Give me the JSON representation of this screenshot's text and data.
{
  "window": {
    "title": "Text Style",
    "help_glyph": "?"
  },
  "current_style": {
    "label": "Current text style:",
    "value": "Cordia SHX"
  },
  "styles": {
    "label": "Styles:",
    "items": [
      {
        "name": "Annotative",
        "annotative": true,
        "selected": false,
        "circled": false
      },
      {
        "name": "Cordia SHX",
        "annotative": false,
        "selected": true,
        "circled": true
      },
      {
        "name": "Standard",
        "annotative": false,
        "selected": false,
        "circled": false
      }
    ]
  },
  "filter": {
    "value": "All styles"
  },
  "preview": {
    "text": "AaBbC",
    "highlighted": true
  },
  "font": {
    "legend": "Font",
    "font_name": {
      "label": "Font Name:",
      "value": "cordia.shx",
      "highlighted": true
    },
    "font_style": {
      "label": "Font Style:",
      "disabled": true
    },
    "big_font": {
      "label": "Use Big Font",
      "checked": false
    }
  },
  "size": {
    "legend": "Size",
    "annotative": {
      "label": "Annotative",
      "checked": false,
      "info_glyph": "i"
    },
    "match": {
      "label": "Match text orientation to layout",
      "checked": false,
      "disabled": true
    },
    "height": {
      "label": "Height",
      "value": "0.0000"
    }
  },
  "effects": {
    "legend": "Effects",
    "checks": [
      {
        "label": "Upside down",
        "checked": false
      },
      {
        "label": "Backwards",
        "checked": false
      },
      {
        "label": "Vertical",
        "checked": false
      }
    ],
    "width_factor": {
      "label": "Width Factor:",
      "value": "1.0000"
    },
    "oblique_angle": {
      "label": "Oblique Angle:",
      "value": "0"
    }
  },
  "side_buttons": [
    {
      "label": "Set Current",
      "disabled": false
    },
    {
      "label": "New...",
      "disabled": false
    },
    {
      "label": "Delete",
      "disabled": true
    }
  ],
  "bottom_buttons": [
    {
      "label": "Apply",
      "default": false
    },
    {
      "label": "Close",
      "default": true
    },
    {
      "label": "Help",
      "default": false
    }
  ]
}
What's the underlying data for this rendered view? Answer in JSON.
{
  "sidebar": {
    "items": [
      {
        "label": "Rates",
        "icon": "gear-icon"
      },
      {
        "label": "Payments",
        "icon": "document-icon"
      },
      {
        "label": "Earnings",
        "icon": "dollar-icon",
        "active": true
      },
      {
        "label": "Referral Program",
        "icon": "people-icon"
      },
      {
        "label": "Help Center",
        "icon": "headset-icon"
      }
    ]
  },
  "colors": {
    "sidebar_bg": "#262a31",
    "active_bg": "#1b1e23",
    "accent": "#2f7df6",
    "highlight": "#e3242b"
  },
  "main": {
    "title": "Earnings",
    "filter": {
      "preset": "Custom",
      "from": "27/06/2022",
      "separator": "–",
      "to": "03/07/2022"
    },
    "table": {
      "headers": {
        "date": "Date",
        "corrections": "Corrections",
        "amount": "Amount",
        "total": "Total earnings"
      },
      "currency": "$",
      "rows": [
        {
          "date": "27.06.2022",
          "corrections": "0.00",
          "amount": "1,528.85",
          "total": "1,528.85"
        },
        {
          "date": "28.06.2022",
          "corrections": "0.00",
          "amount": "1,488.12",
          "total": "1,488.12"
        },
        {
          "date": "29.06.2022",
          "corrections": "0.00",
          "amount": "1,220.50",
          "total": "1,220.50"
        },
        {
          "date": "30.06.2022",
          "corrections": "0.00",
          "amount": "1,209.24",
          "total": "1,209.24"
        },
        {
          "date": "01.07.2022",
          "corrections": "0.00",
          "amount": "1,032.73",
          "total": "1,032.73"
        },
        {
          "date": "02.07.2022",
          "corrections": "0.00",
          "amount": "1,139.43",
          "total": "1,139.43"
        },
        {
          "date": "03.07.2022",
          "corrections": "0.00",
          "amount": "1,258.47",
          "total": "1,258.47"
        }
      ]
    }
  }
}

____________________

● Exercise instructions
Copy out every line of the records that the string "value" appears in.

● Completed exercise
    "value": "Cordia SHX"
    "value": "All styles"
      "value": "cordia.shx",
      "value": "0.0000"
      "value": "1.0000"
      "value": "0"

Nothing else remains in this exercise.